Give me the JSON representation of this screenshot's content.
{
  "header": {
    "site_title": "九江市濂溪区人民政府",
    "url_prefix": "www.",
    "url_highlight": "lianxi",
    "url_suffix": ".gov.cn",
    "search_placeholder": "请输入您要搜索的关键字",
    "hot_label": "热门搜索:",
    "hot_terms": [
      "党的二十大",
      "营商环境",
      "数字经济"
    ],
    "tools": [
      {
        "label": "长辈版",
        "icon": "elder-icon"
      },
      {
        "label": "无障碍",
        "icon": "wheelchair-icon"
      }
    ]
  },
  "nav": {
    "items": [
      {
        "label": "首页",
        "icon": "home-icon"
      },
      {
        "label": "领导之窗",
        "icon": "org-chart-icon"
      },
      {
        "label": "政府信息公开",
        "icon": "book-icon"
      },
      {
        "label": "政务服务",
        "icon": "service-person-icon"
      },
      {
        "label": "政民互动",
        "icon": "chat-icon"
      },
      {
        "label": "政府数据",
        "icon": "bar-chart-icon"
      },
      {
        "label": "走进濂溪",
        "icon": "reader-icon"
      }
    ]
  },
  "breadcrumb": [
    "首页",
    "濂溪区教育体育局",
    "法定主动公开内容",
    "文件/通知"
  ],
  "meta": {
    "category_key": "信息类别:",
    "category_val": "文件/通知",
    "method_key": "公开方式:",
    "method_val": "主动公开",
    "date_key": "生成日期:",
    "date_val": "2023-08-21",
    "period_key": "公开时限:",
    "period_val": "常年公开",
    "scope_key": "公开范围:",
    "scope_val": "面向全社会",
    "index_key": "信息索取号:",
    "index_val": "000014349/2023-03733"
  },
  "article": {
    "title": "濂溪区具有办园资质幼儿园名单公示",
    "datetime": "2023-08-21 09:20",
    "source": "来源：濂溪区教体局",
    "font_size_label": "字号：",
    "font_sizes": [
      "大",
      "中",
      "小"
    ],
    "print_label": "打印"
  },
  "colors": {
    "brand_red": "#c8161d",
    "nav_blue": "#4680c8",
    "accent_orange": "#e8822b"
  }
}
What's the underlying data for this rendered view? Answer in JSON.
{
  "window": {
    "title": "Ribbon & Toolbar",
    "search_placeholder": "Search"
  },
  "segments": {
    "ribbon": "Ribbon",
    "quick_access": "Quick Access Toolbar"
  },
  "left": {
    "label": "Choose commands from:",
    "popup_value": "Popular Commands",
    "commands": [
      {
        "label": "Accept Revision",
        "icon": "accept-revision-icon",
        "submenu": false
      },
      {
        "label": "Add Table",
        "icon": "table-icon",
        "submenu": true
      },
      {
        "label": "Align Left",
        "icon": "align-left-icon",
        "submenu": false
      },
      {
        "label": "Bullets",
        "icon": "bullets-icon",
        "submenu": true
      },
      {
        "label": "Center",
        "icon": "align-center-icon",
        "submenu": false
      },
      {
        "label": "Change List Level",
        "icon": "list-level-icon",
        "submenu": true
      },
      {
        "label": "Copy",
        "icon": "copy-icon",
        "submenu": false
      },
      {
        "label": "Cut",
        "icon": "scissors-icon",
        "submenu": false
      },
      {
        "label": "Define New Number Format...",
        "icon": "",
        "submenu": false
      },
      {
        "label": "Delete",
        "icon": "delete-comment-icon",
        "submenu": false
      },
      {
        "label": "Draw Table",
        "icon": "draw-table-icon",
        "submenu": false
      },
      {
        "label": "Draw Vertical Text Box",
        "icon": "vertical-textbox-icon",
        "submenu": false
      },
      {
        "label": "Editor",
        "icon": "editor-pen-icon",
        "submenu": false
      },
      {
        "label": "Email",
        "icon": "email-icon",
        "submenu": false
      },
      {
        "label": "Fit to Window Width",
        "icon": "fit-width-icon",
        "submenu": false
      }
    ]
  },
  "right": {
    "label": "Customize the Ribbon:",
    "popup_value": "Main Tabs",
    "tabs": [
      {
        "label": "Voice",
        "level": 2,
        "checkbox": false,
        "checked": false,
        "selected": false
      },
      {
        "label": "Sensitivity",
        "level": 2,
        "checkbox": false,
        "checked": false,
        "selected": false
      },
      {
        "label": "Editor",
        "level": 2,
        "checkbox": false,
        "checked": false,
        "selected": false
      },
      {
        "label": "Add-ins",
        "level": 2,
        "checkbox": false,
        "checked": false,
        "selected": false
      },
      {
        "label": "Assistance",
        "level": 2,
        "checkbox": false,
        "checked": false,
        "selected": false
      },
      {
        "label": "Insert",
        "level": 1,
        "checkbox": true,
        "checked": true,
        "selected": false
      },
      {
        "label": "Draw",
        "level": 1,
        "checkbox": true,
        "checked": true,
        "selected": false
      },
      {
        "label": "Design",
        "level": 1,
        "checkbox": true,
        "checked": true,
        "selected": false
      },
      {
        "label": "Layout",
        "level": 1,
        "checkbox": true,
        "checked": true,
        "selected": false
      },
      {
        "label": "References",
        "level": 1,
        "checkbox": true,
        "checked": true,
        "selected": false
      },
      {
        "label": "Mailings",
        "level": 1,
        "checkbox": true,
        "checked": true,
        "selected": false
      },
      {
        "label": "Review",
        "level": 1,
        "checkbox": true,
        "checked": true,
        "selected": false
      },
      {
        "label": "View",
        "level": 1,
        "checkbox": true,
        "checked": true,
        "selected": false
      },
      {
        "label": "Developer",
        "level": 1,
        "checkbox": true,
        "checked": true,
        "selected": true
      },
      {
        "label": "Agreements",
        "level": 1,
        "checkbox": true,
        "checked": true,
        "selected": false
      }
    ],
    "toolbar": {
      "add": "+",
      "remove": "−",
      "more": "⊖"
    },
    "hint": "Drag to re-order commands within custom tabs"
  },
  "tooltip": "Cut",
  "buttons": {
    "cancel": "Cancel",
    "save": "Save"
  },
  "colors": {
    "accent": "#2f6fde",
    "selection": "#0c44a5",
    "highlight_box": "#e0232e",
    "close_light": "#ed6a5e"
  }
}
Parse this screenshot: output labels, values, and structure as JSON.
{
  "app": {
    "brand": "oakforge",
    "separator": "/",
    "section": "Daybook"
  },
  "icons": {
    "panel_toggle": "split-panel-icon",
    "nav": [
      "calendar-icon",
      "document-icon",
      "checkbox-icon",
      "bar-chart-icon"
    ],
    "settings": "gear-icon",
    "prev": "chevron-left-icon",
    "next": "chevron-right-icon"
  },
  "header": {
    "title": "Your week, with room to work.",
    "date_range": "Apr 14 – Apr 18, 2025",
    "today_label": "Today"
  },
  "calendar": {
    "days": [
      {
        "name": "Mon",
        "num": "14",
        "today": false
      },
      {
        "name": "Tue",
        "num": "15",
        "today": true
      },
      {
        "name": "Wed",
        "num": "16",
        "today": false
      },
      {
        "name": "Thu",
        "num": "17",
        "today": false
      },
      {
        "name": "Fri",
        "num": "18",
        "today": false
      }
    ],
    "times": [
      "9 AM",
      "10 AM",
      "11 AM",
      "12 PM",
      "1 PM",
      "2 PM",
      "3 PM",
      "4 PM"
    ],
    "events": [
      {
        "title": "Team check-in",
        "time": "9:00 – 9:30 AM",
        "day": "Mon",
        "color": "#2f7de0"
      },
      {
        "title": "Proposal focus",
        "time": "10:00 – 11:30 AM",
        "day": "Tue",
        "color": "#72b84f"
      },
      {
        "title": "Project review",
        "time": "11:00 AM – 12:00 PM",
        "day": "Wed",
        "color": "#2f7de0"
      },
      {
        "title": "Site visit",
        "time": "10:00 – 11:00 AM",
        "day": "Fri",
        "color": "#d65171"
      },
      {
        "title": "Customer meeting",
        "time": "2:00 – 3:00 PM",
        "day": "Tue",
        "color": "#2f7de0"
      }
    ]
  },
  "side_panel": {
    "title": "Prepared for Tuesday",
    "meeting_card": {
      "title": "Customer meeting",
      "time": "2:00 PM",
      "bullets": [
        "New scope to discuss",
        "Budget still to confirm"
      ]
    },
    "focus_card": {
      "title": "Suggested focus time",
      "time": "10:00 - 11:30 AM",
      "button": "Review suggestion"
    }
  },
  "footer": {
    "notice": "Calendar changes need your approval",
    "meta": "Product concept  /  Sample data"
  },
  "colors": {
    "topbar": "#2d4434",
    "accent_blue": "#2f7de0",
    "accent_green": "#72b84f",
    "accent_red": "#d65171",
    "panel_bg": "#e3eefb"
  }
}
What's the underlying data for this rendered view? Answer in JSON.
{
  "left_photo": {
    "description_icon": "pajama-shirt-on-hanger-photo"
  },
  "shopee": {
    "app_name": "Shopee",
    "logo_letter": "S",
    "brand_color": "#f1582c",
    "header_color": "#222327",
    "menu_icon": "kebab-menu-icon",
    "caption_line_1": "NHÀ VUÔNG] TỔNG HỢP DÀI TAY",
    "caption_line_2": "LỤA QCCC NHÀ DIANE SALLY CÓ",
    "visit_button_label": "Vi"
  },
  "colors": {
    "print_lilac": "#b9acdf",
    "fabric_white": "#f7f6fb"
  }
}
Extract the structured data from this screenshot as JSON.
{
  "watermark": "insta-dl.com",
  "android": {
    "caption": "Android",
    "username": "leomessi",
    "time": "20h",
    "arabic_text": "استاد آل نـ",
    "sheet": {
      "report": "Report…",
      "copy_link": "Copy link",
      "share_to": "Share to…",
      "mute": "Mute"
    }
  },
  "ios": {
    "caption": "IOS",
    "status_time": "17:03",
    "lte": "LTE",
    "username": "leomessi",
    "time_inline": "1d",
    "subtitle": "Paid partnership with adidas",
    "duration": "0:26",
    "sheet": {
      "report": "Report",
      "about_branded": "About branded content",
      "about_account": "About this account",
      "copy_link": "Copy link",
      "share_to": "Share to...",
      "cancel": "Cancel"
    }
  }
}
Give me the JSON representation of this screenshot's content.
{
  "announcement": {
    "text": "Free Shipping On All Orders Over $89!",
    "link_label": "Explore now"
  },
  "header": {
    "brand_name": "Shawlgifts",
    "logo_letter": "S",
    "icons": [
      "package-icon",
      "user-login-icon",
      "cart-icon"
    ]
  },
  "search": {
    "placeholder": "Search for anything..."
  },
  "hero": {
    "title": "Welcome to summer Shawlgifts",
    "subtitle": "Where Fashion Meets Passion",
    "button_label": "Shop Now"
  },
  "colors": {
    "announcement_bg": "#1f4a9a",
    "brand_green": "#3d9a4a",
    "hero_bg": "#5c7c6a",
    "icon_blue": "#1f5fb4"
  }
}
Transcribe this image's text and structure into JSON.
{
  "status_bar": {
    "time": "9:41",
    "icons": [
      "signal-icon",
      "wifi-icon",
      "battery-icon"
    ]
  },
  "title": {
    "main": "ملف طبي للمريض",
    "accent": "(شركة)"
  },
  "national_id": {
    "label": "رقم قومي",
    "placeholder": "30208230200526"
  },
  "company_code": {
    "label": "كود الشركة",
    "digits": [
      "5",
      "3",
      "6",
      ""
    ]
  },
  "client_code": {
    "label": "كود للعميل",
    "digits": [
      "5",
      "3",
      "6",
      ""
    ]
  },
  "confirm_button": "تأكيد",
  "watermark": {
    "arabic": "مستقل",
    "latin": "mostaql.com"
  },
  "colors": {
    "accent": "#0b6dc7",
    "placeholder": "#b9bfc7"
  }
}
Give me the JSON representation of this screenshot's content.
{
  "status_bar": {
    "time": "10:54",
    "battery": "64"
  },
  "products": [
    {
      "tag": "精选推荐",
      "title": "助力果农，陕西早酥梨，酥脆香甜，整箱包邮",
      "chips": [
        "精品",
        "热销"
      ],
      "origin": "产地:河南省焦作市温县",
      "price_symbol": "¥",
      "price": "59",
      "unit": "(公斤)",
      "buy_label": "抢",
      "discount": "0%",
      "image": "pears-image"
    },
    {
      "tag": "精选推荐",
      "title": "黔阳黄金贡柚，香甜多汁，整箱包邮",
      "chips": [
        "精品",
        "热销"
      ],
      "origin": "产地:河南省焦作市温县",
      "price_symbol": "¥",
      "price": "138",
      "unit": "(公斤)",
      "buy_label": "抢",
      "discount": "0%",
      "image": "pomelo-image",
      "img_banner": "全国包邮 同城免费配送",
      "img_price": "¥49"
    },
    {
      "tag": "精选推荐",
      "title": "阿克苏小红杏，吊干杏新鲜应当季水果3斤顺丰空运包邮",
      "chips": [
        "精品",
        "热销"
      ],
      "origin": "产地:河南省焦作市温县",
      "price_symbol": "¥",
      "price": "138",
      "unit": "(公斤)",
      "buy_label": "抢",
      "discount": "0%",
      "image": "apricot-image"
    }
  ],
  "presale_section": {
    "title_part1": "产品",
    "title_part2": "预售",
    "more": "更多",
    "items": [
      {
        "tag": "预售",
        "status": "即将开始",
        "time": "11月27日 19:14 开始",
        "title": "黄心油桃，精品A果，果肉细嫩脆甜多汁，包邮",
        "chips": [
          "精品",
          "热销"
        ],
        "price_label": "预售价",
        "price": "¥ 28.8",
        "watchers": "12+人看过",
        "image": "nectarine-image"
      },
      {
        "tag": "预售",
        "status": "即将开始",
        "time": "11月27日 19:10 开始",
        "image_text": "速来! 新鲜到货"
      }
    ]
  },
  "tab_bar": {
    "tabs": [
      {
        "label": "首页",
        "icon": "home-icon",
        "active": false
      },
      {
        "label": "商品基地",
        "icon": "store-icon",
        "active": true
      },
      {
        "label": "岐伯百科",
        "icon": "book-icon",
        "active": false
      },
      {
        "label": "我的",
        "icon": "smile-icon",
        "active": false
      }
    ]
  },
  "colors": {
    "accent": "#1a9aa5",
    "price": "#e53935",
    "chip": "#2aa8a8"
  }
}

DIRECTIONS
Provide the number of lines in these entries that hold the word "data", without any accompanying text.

SOLUTION TO THE PROBLEM
4